ETF Fees, Flows, & Performance
In the latest episode of ETF Prime, VettaFi’s vice chair Tom Lydon offered perspective on the strong start to 2023 for several ETF categories. Later in the episode, FactSet’s Elisabeth Kashner highlighted the latest ETF flow and fee trends.
Return of The Cathie Wood-Type Companies … And Emerging Markets
After pretty bearish sentiments at the end of 2022, it’s been a rather odd start to the year for ETFs. Funds and sectors that struggled in 2022, particularly disruptive technology and emerging markets funds, are rebounding so far this year. The ARK Innovation Fund (ARKK) had its best single month of performance in January. Some blockchain ETFs are up 80% to even 100%. International ETFs also continue to outperform. The 50 most shorted stocks in the Russell 3000 are up 15% this year as of January 26.
“We’re seeing those areas of the market that got crunched the most in 2022 are having the best time in the market so far year-to-date,” Lydon said, citing “disruptive, Cathie Wood-type” technology companies and emerging markets, “specifically China,” as the big winners so far this year that have rebounded from “the lows that we saw in the beginning of November.”
Lydon added that “those areas have declined so much that it makes sense at some point in time they will recover. It’s not as though these companies are going to go away. They will recover.”
Plus, looking at both the short- and long-term trends, whether it be in the form of a 50- or 200-day moving average, “those areas right now look to be positive, especially areas like China and emerging markets that have been so unloved for the last five years.”
More Advisor Confidence in Growth, Tech, and Fixed Income
With inflation cooling down, investors are anticipating the Federal Reserve to pivot from its hawkish position on raising interest rates. If that happens, that could theoretically foster an environment that favors riskier assets.
Lydon conceded that “the Fed has a tough job, and there’s never success in landing that Goldilocks scenario.” That said, he is seeing a couple things from advisors. Not only are they becoming “a little more confident in growth and technology,” but they’re also becoming going longer and higher on the fixed income side.
“You’re starting to see more advisors that are going longer in duration and… going up the yield curve,” Lydon said. “Where short duration high quality was really important, now, we’re seeing more appetite for corporates, more appetite for high yields, and with the idea that maybe a year or two from now you’re not going to get the yields that are offered today.”
He added that an advisor going further out on duration “might be able to lock in some decent yields and get back to that 60/40 allocation that many abandoned just a couple years ago.”
The Rise of International Stocks
Over the past 10 years, there was such a home country bias to U.S. investors, who were allocating less to developed countries and emerging markets.
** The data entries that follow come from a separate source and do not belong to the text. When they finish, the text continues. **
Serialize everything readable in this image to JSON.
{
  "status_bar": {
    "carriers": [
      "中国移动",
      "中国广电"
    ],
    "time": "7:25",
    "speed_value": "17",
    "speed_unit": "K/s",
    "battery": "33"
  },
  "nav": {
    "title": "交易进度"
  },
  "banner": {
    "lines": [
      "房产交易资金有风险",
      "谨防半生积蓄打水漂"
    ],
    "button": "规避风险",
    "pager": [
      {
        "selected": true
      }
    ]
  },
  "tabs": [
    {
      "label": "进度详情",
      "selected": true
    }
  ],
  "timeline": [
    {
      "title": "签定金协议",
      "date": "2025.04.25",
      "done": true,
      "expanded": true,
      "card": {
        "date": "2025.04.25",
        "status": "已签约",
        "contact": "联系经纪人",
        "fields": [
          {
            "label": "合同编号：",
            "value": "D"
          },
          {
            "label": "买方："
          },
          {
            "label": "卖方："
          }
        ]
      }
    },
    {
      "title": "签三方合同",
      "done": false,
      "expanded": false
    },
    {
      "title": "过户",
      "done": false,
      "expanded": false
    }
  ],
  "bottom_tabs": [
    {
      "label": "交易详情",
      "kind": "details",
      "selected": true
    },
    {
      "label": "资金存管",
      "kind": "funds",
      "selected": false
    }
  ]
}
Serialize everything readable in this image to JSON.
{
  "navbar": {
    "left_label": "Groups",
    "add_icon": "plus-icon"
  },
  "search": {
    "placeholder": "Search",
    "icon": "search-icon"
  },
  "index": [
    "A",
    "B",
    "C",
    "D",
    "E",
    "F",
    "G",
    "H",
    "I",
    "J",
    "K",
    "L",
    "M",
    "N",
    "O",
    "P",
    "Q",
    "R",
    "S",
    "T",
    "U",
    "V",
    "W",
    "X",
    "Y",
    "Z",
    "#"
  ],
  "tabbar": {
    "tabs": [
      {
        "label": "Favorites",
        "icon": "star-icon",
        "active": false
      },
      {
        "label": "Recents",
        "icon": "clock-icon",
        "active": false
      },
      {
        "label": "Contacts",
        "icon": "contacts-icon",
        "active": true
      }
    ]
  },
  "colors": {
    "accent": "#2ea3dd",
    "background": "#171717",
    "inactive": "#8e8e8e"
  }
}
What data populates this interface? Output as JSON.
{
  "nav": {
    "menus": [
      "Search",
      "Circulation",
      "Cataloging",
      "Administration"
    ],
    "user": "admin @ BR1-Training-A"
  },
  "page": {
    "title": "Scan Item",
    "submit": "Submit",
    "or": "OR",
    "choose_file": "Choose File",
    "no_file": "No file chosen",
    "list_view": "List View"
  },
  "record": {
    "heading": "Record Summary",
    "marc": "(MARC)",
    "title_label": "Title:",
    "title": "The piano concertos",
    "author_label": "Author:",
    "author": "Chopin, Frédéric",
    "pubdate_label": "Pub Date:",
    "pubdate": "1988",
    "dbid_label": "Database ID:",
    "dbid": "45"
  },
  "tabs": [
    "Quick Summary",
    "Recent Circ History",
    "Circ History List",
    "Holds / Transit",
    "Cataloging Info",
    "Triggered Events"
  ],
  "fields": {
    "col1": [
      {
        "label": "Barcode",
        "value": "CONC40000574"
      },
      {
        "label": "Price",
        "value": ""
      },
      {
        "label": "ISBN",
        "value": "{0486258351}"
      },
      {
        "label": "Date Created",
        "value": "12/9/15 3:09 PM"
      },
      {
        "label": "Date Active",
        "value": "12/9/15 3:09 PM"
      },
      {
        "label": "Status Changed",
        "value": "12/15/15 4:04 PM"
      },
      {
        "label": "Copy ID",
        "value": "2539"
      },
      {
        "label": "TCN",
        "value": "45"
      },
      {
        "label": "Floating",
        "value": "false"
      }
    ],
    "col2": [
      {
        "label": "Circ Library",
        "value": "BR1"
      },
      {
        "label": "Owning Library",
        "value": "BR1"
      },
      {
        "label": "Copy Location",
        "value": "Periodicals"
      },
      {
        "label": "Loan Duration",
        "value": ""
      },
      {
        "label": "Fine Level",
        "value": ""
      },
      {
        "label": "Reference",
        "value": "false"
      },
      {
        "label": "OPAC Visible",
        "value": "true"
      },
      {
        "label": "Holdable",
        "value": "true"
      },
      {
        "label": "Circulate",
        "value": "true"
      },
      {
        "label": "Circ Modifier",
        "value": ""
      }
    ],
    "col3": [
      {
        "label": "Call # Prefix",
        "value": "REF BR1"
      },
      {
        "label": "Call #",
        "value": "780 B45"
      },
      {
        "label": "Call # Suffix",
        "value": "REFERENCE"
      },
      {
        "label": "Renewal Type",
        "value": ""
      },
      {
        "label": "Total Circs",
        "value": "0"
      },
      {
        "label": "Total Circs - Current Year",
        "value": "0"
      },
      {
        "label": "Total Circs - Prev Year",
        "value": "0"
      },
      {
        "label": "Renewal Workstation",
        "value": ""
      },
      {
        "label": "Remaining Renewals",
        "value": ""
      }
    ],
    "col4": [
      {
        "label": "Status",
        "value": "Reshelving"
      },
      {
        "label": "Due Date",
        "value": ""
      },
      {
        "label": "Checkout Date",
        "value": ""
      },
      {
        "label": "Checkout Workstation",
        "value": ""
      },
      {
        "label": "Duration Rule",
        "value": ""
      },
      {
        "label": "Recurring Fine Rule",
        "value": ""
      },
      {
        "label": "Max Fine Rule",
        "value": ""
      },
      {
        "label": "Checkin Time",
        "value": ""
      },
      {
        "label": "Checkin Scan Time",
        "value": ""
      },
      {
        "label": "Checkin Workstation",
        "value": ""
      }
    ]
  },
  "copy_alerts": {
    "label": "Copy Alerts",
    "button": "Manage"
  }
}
But that’s all changed now, and international stocks, both in emerging and developed markets, are “starting to take flight,” with more assets flowing overseas to funds that are outperforming.
“It’s not just being in the right spots but it’s the allocation that you have in the right spots,” said Lydon, adding that investors are diversifying not only to developed countries but also to EM.
“Now’s a great time to make sure you have some allocation overseas, because the price is right,” he added. “Don’t just be focused on U.S., don’t just be focused on large-cap.”